◆ **Work task**:
In the data below, find each line carrying the string "handle" and copy it out.

(Data under study begins)

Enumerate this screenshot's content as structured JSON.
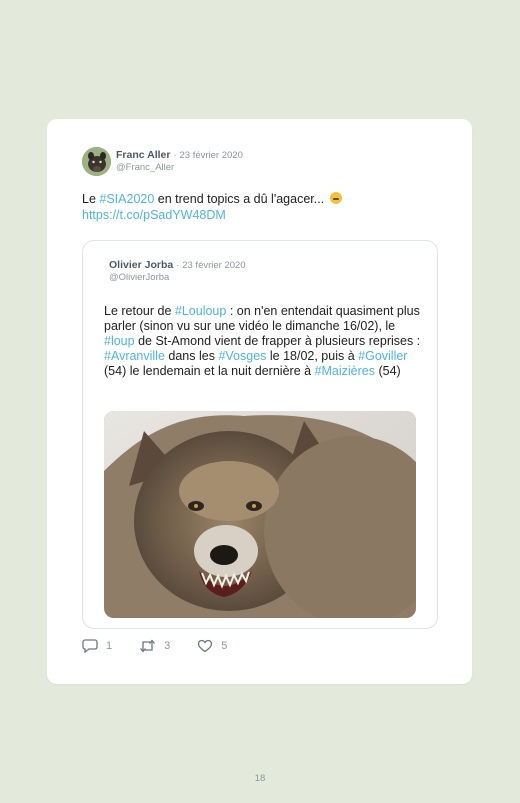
{
  "tweet": {
    "author_name": "Franc Aller",
    "separator": "·",
    "date": "23 février 2020",
    "handle": "@Franc_Aller",
    "text": {
      "line1_pre": "Le ",
      "hashtag": "#SIA2020",
      "line1_post": " en trend topics a dû l'agacer... ",
      "emoji": "thinking-face-emoji",
      "url": "https://t.co/pSadYW48DM"
    },
    "actions": {
      "reply_count": "1",
      "retweet_count": "3",
      "like_count": "5"
    }
  },
  "quoted_tweet": {
    "author_name": "Olivier Jorba",
    "separator": "·",
    "date": "23 février 2020",
    "handle": "@OlivierJorba",
    "text": {
      "p1": "Le retour de ",
      "h1": "#Louloup",
      "p2": " : on n'en entendait quasiment plus parler (sinon vu sur une vidéo le dimanche 16/02), le ",
      "h2": "#loup",
      "p3": " de St-Amond vient de frapper à plusieurs reprises : ",
      "h3": "#Avranville",
      "p4": " dans les ",
      "h4": "#Vosges",
      "p5": " le 18/02, puis à ",
      "h5": "#Goviller",
      "p6": " (54) le lendemain et la nuit dernière à ",
      "h6": "#Maizières",
      "p7": " (54)"
    },
    "image": "snarling-wolf-photo"
  },
  "page_number": "18",
  "colors": {
    "background": "#e3eadb",
    "card": "#ffffff",
    "link": "#4db4e6",
    "muted": "#8e979e"
  }
}
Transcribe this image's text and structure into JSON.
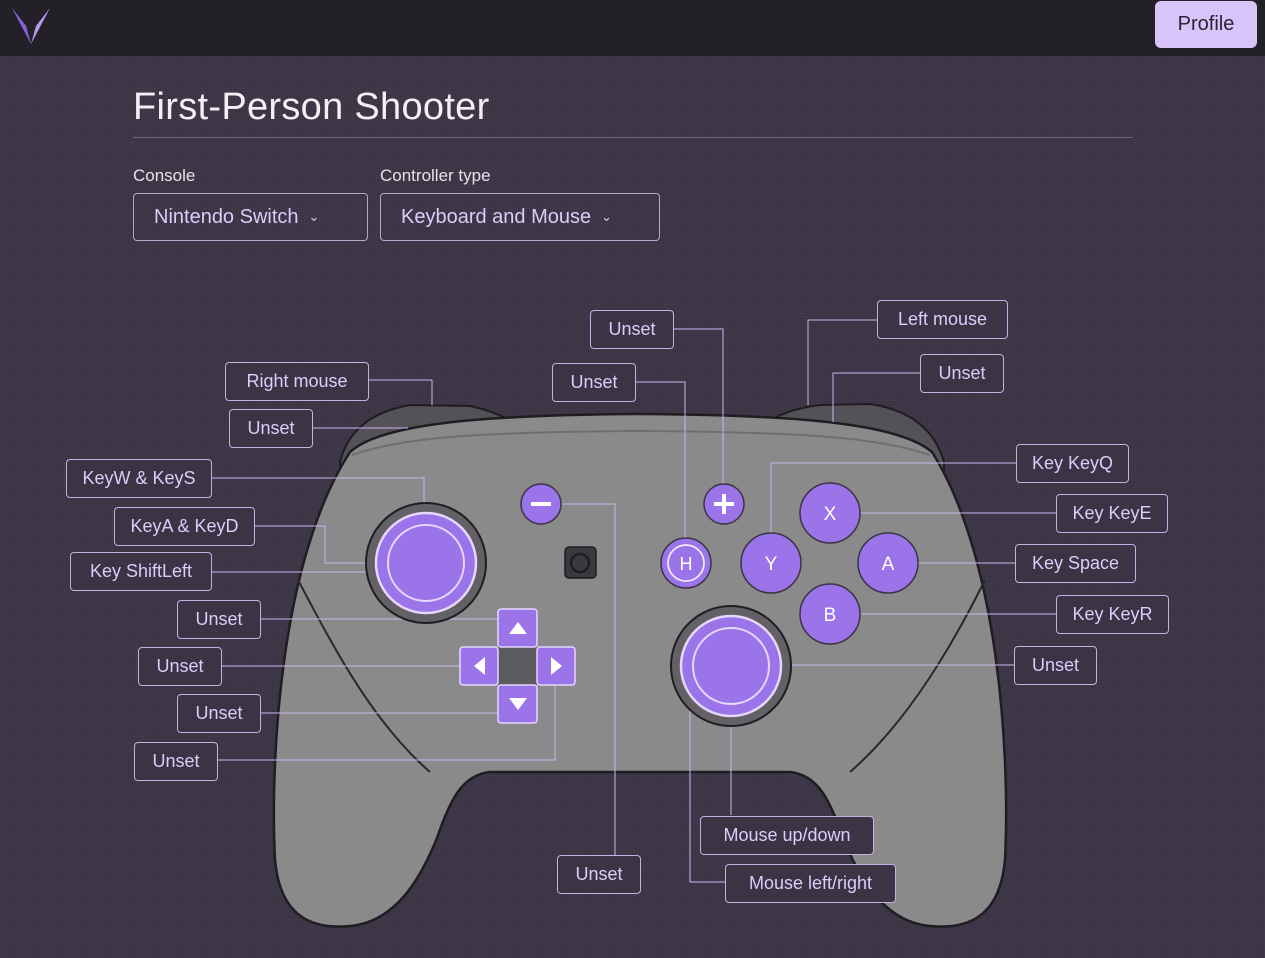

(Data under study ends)

◆ **Task output**:
    "handle": "@Franc_Aller",
    "handle": "@OlivierJorba",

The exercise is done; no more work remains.